DATA TO EXAMINE START
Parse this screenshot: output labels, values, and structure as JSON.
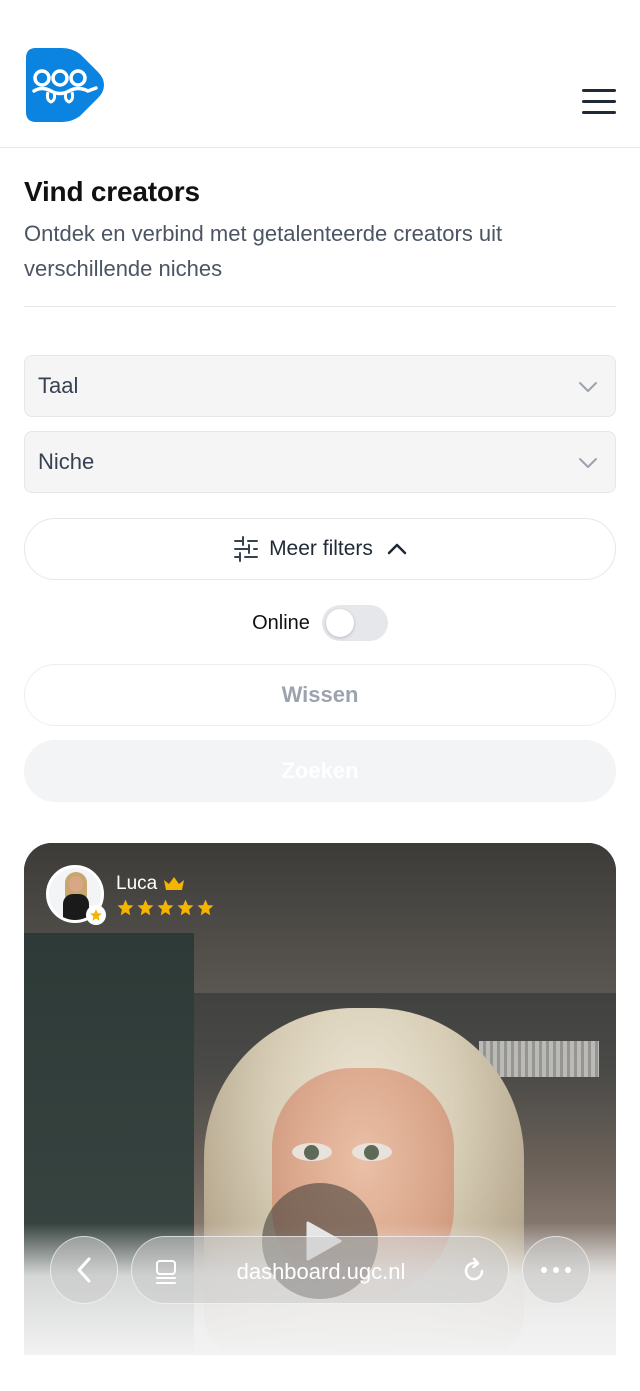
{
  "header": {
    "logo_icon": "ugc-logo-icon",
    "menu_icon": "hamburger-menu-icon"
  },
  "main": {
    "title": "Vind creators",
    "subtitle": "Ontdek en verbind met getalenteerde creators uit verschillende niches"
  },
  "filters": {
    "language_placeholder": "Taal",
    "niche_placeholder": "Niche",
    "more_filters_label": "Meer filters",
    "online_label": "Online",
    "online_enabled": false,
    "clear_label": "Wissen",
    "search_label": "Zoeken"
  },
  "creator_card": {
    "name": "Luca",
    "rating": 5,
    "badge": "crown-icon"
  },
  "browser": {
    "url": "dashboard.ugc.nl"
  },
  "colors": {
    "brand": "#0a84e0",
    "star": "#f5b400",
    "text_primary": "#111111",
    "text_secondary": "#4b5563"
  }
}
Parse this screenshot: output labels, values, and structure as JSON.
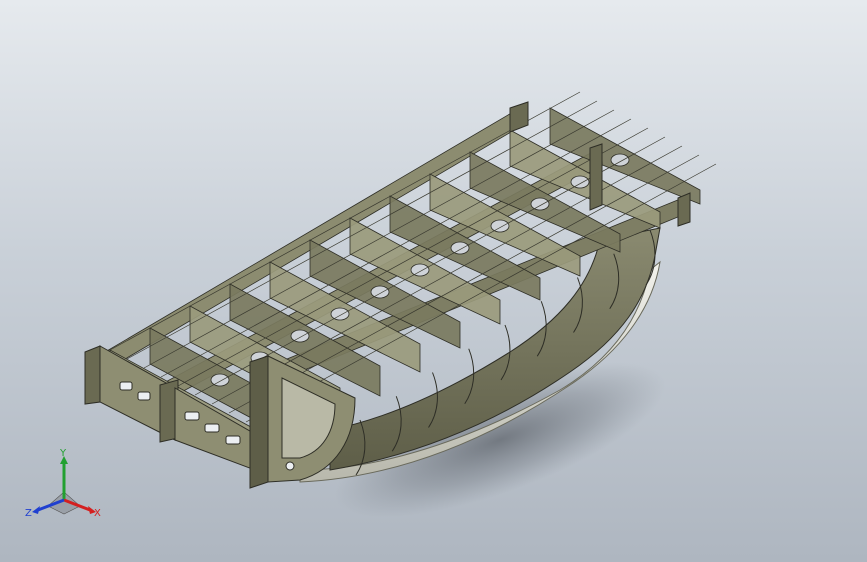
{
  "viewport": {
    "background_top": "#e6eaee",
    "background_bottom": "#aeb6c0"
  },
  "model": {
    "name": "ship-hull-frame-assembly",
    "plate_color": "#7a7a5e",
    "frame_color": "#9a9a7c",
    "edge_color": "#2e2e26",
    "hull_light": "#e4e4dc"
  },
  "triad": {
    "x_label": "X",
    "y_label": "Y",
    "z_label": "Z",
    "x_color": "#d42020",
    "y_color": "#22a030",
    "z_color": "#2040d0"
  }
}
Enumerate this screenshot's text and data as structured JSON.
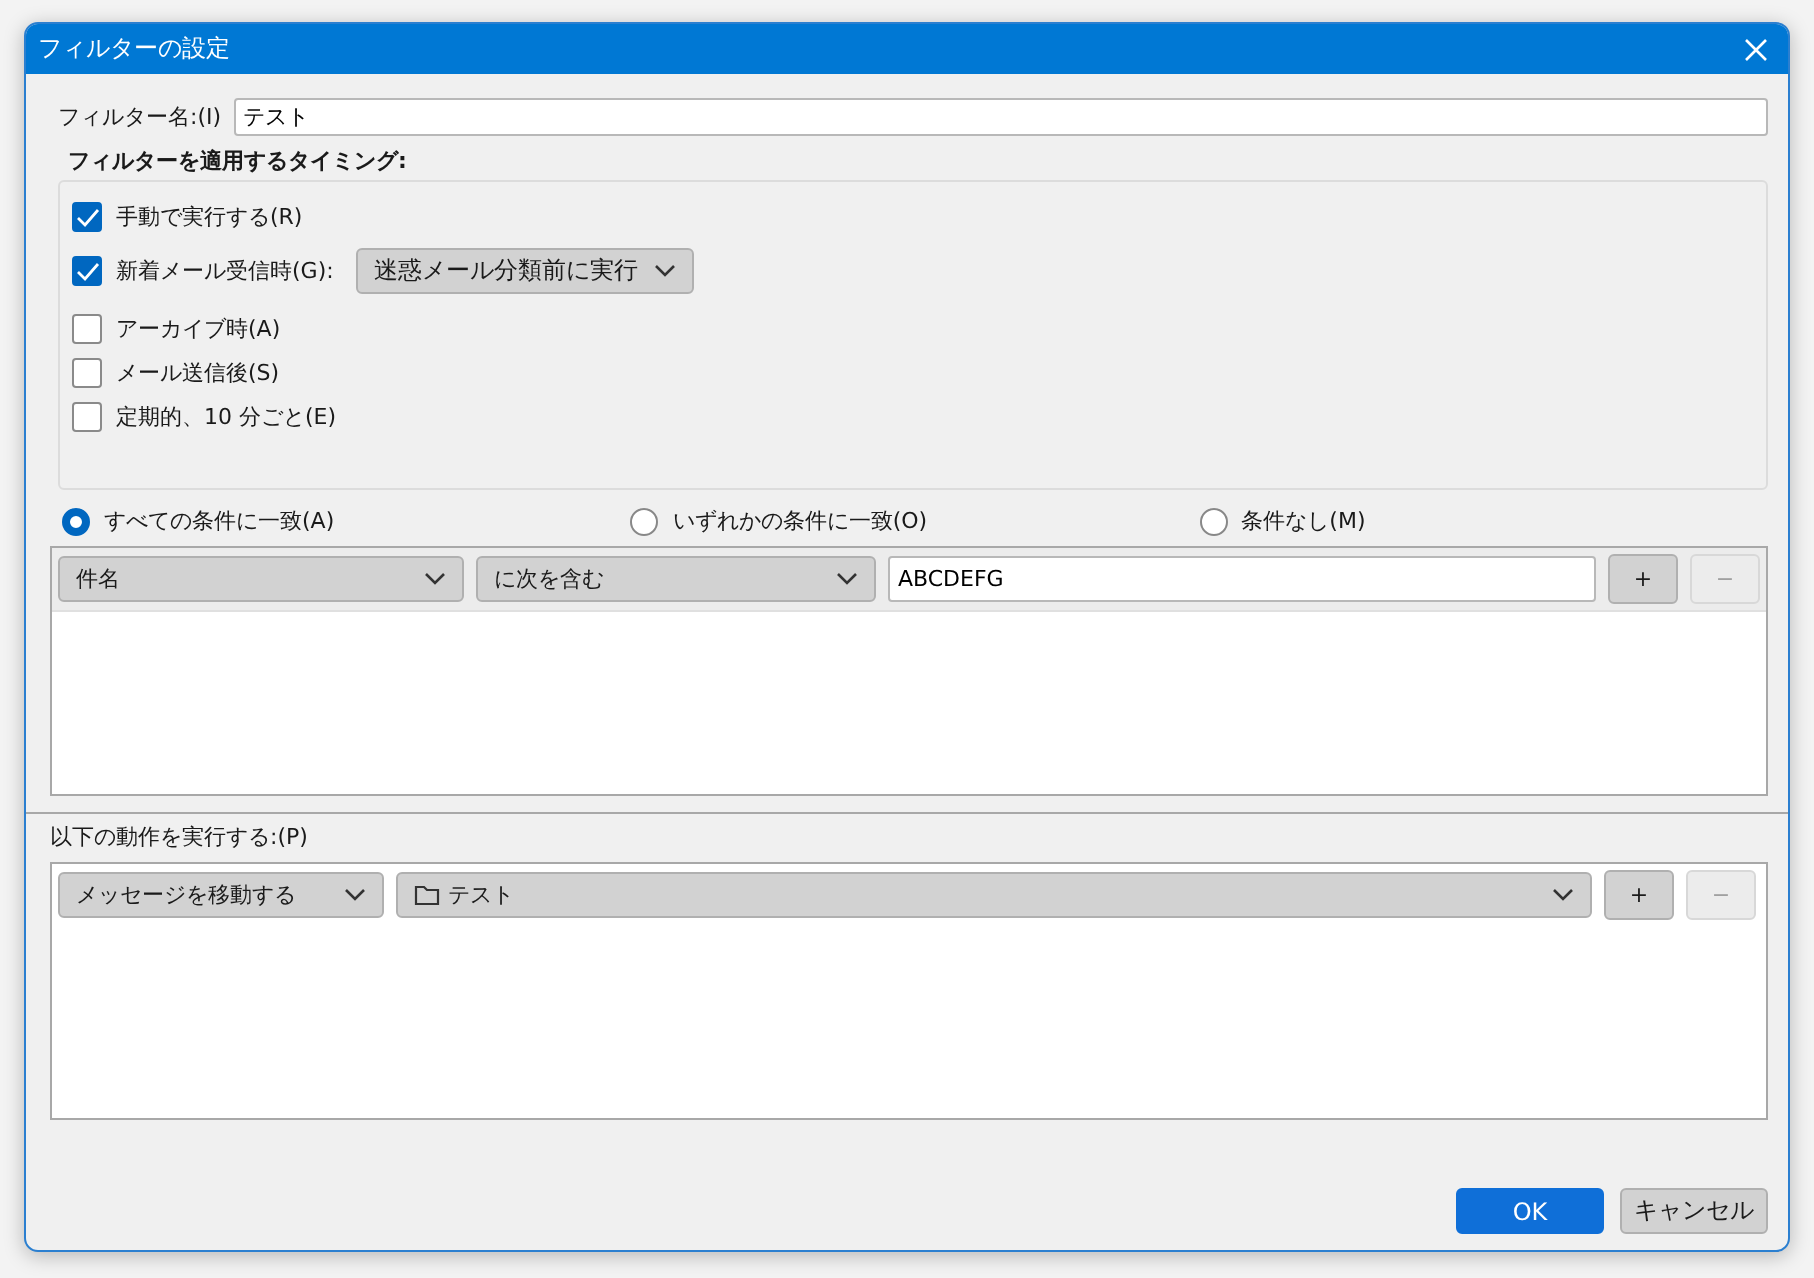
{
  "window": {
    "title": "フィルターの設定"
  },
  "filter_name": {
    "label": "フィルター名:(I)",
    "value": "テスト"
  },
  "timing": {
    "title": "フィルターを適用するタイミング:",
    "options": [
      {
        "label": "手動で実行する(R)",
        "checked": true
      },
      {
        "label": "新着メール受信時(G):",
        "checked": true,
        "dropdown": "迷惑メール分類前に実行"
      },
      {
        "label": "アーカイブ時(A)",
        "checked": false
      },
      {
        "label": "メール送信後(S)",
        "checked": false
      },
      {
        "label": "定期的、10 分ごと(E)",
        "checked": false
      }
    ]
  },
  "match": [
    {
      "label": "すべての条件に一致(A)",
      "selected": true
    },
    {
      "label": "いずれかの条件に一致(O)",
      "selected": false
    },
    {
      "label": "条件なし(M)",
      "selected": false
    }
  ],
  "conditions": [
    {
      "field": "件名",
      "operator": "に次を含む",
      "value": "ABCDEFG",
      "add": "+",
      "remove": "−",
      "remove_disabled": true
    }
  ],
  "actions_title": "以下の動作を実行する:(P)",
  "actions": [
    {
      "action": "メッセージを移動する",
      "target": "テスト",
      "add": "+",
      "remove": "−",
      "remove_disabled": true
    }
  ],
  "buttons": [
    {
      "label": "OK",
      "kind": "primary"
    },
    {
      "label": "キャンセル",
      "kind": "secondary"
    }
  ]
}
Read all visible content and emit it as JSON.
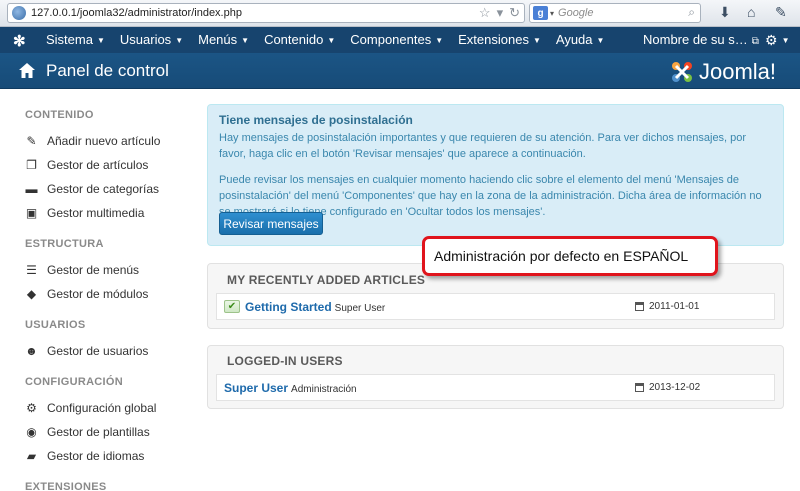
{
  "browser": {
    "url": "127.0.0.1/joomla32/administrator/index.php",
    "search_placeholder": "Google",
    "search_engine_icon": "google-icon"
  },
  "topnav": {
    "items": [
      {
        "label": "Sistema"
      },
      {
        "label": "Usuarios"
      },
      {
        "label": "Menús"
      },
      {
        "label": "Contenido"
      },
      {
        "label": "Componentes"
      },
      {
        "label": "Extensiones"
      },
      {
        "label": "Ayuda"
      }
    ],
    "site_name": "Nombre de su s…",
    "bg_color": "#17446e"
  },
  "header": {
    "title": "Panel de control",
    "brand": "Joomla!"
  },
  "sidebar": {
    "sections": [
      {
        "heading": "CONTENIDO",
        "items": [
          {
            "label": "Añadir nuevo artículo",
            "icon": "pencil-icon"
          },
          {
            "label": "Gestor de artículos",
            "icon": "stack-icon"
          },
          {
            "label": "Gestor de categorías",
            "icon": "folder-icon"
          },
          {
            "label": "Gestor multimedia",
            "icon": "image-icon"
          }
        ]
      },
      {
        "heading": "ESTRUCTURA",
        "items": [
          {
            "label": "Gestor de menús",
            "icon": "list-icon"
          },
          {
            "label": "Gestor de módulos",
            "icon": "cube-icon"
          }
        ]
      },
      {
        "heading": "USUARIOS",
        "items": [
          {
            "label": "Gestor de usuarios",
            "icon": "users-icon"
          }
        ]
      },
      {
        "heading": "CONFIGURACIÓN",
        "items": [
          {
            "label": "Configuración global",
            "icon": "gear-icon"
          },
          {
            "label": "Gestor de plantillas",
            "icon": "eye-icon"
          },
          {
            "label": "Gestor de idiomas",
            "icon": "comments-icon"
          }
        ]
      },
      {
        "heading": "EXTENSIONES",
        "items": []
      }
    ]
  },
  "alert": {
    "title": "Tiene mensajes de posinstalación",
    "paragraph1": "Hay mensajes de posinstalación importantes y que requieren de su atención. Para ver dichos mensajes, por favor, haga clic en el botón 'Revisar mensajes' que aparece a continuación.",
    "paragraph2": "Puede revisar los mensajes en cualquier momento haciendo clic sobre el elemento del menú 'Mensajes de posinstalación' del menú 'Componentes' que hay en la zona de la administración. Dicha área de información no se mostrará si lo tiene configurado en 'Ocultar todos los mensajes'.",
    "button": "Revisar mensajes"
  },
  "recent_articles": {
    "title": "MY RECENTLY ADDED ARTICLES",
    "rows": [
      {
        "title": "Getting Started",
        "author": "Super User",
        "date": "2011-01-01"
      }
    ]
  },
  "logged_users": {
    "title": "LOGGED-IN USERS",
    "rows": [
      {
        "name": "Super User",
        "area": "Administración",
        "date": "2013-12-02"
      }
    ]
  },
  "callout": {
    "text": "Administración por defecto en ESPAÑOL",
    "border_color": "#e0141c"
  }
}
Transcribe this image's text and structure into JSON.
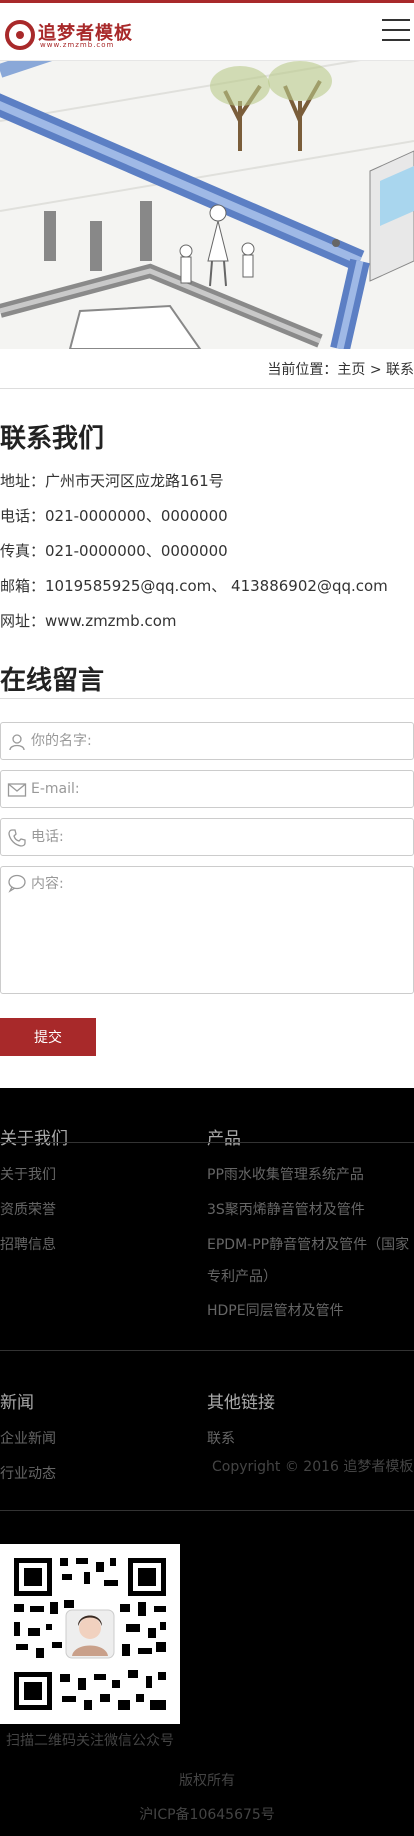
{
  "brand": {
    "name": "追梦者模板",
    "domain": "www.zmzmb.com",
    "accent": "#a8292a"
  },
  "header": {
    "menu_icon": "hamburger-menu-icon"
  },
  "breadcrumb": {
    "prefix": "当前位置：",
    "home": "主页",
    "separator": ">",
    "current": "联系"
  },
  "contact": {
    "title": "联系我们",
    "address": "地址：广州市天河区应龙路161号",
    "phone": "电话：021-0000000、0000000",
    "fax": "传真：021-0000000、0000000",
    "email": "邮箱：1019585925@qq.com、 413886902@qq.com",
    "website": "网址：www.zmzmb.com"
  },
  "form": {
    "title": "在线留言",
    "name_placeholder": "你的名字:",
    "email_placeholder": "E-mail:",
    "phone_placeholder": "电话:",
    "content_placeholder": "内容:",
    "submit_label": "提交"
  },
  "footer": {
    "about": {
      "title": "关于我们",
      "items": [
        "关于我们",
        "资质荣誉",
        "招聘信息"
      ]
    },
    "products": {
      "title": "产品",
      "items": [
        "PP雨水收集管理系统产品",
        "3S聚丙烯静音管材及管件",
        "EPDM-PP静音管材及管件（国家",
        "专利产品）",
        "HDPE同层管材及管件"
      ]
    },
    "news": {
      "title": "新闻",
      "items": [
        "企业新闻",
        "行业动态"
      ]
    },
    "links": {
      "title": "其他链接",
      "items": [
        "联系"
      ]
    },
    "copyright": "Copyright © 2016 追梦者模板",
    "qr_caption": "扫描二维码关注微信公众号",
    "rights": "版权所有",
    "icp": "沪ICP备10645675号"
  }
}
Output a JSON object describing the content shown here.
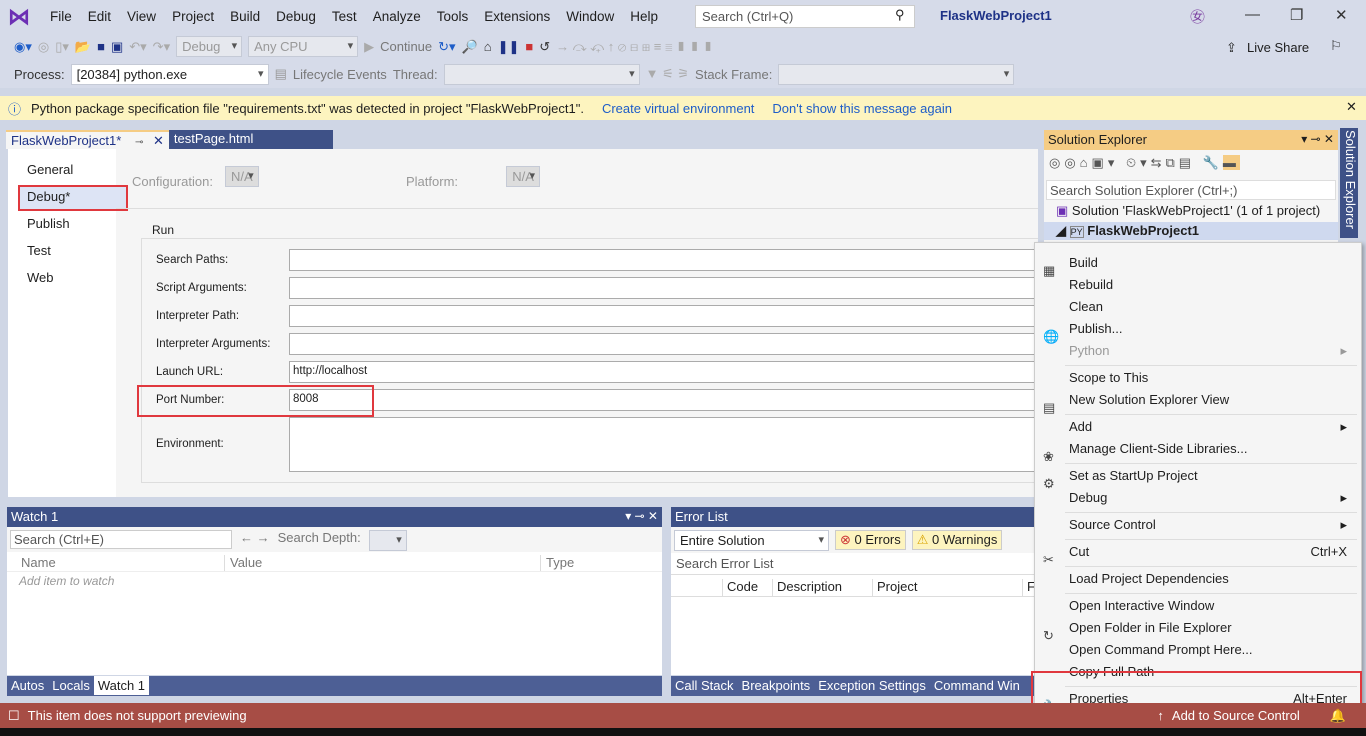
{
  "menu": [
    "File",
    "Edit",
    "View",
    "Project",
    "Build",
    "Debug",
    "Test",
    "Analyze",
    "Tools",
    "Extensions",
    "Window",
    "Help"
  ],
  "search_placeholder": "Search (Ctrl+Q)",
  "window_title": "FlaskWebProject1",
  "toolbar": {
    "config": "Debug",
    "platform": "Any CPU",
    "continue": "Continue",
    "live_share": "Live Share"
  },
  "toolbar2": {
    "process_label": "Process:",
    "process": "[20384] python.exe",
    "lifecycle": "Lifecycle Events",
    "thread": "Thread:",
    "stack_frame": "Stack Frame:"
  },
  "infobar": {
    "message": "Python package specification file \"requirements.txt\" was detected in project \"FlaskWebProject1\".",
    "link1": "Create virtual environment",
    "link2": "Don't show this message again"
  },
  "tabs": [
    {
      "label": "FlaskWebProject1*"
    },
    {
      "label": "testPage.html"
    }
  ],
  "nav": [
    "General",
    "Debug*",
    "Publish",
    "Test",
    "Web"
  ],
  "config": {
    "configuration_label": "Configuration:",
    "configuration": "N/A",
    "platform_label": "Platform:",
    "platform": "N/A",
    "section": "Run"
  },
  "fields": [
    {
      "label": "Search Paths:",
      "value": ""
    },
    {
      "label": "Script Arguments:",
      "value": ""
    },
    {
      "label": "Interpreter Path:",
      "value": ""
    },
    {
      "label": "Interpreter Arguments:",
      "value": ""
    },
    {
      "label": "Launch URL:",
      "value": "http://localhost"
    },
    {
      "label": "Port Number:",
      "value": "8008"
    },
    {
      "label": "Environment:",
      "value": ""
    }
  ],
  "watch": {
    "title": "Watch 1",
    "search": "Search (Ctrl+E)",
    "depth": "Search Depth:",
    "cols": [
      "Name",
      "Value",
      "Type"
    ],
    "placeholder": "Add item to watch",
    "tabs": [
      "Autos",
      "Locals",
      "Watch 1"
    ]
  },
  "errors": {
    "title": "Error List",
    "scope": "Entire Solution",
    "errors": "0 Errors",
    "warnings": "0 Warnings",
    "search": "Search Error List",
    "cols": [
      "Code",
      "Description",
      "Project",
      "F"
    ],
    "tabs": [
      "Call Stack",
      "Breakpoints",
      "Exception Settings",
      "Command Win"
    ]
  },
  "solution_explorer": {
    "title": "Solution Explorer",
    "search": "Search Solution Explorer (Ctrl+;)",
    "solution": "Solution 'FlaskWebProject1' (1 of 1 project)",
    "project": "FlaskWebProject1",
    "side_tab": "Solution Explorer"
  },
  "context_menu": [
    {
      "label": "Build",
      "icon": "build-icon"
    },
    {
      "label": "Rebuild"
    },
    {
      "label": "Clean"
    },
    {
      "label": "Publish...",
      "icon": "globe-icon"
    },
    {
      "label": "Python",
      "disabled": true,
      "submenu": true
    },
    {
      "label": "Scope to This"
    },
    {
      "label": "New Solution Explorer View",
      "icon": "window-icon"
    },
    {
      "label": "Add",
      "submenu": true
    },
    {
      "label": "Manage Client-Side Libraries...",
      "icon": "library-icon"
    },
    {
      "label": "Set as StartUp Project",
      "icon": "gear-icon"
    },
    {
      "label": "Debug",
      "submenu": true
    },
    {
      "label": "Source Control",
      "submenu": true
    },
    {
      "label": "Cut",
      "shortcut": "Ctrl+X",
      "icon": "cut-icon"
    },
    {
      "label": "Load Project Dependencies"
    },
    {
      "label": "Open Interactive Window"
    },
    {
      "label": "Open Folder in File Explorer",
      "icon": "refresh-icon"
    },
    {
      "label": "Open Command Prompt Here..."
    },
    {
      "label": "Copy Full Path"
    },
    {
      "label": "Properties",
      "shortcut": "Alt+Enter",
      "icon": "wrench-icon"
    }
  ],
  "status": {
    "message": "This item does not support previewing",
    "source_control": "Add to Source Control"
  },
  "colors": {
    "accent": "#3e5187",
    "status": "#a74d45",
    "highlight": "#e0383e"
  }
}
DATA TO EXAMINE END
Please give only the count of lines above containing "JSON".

6